Interface dataset entries
'''

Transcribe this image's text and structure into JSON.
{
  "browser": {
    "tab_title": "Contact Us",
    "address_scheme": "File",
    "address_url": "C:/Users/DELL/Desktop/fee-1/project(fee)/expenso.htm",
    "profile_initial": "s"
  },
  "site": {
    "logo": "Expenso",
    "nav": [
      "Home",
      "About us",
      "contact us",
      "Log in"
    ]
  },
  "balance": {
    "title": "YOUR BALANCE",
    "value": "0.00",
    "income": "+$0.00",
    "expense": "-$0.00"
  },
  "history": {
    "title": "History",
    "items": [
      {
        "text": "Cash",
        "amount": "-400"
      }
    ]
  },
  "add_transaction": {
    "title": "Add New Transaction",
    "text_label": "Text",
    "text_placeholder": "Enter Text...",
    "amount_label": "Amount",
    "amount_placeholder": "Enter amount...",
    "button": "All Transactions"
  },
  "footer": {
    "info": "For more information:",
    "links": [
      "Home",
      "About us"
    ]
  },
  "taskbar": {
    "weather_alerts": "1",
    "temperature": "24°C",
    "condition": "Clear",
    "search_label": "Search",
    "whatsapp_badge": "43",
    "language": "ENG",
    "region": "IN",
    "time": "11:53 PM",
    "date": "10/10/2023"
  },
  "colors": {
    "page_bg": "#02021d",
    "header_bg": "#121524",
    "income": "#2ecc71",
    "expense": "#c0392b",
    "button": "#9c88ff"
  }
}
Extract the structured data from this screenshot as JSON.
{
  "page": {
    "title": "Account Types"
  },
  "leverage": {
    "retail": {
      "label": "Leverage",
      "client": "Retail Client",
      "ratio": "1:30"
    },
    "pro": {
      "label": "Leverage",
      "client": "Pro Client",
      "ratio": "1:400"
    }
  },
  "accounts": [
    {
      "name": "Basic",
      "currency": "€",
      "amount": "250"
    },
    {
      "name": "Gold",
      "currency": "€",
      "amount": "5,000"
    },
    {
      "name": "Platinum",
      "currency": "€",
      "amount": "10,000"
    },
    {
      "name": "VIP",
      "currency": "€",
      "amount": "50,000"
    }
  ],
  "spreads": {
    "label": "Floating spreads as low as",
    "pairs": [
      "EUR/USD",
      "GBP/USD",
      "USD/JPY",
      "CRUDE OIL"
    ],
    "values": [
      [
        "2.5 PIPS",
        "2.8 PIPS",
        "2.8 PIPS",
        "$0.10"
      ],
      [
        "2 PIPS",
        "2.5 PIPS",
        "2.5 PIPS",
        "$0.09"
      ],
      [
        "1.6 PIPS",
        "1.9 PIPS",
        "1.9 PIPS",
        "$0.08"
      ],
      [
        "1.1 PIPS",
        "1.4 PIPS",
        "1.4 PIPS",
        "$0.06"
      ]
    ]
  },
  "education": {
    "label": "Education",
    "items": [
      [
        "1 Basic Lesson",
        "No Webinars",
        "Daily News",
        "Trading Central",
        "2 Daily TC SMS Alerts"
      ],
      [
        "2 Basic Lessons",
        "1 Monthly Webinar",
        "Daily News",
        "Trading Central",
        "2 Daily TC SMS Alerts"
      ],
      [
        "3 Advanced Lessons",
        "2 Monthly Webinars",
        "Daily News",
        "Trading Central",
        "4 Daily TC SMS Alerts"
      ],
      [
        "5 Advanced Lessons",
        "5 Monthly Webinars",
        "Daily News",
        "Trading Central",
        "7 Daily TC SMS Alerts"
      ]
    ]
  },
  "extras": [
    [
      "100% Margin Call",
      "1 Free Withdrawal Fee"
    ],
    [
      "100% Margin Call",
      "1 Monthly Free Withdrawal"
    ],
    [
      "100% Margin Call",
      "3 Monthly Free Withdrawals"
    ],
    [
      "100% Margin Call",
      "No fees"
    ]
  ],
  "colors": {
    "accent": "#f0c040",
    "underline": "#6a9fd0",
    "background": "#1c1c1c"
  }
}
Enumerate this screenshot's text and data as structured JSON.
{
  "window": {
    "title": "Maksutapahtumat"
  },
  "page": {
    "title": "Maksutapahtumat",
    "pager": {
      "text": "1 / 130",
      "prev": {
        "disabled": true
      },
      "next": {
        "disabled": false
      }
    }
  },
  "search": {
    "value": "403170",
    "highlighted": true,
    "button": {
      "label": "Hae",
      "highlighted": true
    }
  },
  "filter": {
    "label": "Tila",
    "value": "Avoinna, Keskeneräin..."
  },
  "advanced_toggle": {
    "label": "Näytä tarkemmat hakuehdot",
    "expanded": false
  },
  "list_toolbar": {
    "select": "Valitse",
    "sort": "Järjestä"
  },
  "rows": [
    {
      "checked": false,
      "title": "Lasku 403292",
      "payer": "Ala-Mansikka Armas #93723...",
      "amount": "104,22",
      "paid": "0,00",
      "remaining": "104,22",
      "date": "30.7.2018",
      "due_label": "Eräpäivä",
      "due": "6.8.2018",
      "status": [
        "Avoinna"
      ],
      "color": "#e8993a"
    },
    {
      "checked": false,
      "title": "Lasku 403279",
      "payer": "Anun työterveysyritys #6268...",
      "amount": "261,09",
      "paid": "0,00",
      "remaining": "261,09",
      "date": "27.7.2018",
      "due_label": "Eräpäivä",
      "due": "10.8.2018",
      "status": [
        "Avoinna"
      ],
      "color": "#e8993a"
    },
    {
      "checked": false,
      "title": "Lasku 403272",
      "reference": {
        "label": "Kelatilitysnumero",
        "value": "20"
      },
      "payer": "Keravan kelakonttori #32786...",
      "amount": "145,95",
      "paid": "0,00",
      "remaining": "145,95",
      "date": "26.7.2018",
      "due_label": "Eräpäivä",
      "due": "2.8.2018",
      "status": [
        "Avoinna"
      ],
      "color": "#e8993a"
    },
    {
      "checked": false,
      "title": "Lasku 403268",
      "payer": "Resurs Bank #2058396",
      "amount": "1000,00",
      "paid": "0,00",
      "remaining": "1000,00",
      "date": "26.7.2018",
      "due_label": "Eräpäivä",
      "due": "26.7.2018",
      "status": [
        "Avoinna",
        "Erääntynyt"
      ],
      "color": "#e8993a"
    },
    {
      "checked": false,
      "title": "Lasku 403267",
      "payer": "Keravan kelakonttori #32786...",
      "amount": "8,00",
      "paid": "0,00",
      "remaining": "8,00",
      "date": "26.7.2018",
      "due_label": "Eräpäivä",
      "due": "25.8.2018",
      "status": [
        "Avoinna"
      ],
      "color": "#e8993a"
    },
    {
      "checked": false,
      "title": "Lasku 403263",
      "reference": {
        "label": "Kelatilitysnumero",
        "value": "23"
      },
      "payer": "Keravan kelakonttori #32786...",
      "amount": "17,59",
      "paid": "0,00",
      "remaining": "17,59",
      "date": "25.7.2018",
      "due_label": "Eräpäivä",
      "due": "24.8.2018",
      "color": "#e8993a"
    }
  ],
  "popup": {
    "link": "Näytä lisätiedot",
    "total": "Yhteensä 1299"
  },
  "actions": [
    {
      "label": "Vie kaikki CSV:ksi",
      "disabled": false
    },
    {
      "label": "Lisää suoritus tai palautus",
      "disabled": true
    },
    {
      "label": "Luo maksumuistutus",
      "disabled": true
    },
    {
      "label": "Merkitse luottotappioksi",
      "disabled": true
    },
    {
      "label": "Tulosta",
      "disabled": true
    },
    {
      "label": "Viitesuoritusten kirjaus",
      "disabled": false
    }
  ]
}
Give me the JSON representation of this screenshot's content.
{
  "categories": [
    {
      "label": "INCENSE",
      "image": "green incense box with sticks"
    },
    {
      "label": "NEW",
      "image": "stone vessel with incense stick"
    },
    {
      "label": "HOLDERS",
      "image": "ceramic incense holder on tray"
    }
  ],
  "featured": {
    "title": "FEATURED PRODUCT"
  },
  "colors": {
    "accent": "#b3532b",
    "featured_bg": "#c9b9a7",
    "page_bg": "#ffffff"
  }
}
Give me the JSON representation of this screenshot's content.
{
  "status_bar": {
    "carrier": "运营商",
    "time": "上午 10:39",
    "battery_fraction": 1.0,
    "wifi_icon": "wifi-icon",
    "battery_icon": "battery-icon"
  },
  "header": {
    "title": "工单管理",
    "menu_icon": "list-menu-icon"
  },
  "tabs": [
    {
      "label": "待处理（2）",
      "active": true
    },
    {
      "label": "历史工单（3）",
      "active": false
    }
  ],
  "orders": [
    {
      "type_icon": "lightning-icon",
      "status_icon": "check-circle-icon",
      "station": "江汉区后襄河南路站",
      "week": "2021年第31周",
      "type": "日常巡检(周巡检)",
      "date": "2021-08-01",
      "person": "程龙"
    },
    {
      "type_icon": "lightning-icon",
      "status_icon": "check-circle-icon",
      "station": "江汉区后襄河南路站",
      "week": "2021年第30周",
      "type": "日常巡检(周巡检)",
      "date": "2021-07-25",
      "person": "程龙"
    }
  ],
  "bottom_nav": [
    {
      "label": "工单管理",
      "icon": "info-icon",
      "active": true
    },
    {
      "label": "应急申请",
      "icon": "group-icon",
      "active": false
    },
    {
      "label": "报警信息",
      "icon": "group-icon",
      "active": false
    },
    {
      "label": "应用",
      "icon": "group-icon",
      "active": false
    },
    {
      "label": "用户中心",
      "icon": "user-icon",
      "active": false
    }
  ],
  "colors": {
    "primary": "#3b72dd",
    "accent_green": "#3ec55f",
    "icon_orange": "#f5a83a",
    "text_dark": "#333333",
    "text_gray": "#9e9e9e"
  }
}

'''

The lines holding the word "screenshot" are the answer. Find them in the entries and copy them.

Extract the structured data from this screenshot as JSON.
Enumerate this screenshot's text and data as structured JSON.
Give me the JSON representation of this screenshot's content.
Give me the JSON representation of this screenshot's content.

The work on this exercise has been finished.